Recipe Notes*If not using a water bath, store mustard in the refrigerator or in freezer-safe containers.
This post was part of Progressive Eats, our virtual version of a Progressive Dinner Party. This month’s theme is Cooking with Herbs and is hosted by Barb Kiebel, who blogs at Creative Culinary. With summer in full swing, now is the time to get outside and enjoy some ice cream with friends and family!
If you’re unfamiliar with the concept, a progressive dinner involves going from house to house, enjoying a different course at each location. With Progressive Eats, a theme is chosen each month, members share recipes suitable for a delicious meal or party, and you can hop from blog to blog to check them out.
We have a core group of 12 bloggers, but we will always need substitutes and if there is enough interest would consider additional groups. To see our upcoming themes and how you can participate, please check out the schedule at Creative Culinary or contact Barb for more information
Be sure to check out the rest of this month’s posts!
Cooking with Herbs
- Zucchini, Potato and Herb Fritters with a Garlic and Herb Yogurt Sauce from Creative Culinary
- Pesto Pasta Salad from That Skinny Chick Can Bake
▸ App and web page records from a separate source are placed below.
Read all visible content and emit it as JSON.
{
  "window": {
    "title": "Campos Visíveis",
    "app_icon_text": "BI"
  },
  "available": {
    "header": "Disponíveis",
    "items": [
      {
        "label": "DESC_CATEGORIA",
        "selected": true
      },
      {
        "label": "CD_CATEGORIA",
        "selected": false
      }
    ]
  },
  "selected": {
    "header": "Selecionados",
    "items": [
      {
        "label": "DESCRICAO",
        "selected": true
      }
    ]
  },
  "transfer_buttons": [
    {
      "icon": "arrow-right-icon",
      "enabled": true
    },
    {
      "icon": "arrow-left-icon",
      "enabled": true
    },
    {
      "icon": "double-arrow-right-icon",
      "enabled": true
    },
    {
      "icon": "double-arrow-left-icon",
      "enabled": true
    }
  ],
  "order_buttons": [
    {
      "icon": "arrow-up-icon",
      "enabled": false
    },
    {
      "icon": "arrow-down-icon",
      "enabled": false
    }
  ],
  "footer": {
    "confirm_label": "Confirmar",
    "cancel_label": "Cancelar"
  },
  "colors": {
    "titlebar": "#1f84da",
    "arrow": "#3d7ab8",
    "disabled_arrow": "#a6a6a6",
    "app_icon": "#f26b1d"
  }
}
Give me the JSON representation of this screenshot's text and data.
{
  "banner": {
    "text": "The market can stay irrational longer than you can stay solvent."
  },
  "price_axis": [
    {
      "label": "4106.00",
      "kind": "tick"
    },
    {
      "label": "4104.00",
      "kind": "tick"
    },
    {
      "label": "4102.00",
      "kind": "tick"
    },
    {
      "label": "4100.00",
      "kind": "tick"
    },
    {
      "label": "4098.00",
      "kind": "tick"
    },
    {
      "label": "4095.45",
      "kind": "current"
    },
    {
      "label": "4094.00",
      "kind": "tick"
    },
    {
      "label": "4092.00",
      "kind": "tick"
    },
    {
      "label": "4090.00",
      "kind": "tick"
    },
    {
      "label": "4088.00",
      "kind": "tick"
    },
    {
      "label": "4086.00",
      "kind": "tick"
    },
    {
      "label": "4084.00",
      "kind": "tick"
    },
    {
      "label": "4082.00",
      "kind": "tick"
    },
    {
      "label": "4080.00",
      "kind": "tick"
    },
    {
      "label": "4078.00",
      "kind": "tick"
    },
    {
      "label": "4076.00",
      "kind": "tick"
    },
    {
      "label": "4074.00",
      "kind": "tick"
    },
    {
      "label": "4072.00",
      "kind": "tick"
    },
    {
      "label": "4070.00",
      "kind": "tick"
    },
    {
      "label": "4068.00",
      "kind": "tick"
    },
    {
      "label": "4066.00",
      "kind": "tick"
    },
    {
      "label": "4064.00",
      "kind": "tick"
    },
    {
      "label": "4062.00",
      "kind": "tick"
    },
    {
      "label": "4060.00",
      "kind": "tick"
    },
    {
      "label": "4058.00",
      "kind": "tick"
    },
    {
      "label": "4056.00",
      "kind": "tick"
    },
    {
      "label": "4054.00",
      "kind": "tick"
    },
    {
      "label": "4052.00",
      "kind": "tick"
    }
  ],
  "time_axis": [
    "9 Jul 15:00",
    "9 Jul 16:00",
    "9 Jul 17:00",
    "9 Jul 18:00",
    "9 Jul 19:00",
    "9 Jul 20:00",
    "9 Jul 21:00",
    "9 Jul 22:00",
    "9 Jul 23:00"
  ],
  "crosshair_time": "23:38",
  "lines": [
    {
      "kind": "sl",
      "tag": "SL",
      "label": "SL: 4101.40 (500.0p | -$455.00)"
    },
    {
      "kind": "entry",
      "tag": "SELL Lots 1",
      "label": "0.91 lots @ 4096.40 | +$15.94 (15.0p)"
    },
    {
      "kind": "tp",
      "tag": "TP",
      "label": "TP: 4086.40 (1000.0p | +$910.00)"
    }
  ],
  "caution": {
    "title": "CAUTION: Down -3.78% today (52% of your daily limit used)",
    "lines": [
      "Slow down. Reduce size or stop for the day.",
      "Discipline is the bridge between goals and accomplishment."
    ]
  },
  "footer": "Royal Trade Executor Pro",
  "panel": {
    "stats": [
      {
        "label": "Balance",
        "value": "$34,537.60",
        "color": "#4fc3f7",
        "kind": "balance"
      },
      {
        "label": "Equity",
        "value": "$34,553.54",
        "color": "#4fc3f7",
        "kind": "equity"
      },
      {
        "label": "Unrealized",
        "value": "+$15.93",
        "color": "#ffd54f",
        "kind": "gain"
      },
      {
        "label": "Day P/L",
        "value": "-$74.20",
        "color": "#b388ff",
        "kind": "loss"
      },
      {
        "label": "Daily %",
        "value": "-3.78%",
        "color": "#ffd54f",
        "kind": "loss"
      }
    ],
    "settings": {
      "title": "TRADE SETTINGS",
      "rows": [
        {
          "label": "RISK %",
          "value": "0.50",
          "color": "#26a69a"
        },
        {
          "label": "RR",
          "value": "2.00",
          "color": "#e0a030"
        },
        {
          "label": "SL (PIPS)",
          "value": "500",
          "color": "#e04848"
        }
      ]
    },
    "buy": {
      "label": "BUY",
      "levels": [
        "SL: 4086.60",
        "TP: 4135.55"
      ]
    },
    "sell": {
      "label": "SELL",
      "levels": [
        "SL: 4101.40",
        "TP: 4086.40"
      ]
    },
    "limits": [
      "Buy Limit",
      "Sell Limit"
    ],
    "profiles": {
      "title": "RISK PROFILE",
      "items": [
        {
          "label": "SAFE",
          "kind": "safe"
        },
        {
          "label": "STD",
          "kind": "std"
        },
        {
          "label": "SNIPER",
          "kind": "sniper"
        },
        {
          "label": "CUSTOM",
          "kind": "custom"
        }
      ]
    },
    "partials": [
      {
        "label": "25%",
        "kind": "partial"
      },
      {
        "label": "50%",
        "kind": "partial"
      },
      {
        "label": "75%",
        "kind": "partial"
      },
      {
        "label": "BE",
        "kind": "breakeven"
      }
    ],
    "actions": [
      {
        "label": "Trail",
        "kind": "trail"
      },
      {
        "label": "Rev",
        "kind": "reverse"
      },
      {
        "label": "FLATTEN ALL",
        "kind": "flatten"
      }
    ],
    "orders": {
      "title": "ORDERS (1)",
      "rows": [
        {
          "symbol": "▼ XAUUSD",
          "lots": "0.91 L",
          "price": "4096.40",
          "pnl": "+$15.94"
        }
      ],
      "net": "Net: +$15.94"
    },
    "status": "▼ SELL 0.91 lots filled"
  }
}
- Homemade Cilantro Mayonnaise from The Heritage Cook
- Methi Machli – Fish with Fenugreek Sauce from Spice Roots
- Tomato Basil Hummus from Food Hunters Guide
- Lemon Sage Mustard from Stetted
- Lemony Three Bean Salad with Feta, Tomatoes, and Marjoram from The Wimpy Vegetarian
- Grilled Chicken Shawarma with Fennel Spinach Tzatziki Sauce from Jeanette’s Healthy Living
- Sauteed Zucchini Noodles with Fresh Herbs and HazelnutsfromHealthy Delicious
- Lemongrass Ice Cream from Pastry Chef Online
- Peach Blueberry Basil Cobbler from Never Enough Thyme
- Peach-Rosemary Shrub from girlichef
For more tasty inspiration, check out my Canning, Preserves, & Pickles board on Pinterest!